WORK INSTRUCTION –
Your output should consist of every record, copied exactly.

RECORD EXCERPTS –

[Start of Attachment]

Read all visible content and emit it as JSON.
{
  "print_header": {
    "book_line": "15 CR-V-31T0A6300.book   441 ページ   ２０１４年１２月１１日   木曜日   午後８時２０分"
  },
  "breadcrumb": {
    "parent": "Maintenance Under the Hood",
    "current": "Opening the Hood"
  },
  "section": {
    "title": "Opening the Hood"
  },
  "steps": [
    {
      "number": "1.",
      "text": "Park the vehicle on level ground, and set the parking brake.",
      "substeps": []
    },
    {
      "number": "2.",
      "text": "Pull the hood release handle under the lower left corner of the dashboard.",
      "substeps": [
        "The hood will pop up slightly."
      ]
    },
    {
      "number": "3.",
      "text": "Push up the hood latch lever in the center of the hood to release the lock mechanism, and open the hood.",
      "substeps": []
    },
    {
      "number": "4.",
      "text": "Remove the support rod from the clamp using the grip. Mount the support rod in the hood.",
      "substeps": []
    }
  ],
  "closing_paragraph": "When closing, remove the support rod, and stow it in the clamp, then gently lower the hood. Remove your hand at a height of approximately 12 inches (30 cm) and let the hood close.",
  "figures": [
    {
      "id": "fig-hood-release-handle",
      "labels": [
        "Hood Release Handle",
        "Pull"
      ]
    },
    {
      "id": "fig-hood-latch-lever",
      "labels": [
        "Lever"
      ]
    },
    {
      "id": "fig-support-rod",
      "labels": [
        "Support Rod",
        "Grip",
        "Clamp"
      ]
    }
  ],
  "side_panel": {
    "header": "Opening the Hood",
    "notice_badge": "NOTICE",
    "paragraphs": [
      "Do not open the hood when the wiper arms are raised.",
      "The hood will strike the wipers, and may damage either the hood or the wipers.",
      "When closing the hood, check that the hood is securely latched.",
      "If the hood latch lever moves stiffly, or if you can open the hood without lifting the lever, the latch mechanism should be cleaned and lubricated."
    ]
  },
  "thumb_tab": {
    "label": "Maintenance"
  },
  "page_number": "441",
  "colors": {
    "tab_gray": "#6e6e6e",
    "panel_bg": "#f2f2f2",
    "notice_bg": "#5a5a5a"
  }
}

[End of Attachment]

ANSWER BELOW –
Read all visible content and emit it as JSON.
{
  "print_header": {
    "book_line": "15 CR-V-31T0A6300.book   441 ページ   ２０１４年１２月１１日   木曜日   午後８時２０分"
  },
  "breadcrumb": {
    "parent": "Maintenance Under the Hood",
    "current": "Opening the Hood"
  },
  "section": {
    "title": "Opening the Hood"
  },
  "steps": [
    {
      "number": "1.",
      "text": "Park the vehicle on level ground, and set the parking brake.",
      "substeps": []
    },
    {
      "number": "2.",
      "text": "Pull the hood release handle under the lower left corner of the dashboard.",
      "substeps": [
        "The hood will pop up slightly."
      ]
    },
    {
      "number": "3.",
      "text": "Push up the hood latch lever in the center of the hood to release the lock mechanism, and open the hood.",
      "substeps": []
    },
    {
      "number": "4.",
      "text": "Remove the support rod from the clamp using the grip. Mount the support rod in the hood.",
      "substeps": []
    }
  ],
  "closing_paragraph": "When closing, remove the support rod, and stow it in the clamp, then gently lower the hood. Remove your hand at a height of approximately 12 inches (30 cm) and let the hood close.",
  "figures": [
    {
      "id": "fig-hood-release-handle",
      "labels": [
        "Hood Release Handle",
        "Pull"
      ]
    },
    {
      "id": "fig-hood-latch-lever",
      "labels": [
        "Lever"
      ]
    },
    {
      "id": "fig-support-rod",
      "labels": [
        "Support Rod",
        "Grip",
        "Clamp"
      ]
    }
  ],
  "side_panel": {
    "header": "Opening the Hood",
    "notice_badge": "NOTICE",
    "paragraphs": [
      "Do not open the hood when the wiper arms are raised.",
      "The hood will strike the wipers, and may damage either the hood or the wipers.",
      "When closing the hood, check that the hood is securely latched.",
      "If the hood latch lever moves stiffly, or if you can open the hood without lifting the lever, the latch mechanism should be cleaned and lubricated."
    ]
  },
  "thumb_tab": {
    "label": "Maintenance"
  },
  "page_number": "441",
  "colors": {
    "tab_gray": "#6e6e6e",
    "panel_bg": "#f2f2f2",
    "notice_bg": "#5a5a5a"
  }
}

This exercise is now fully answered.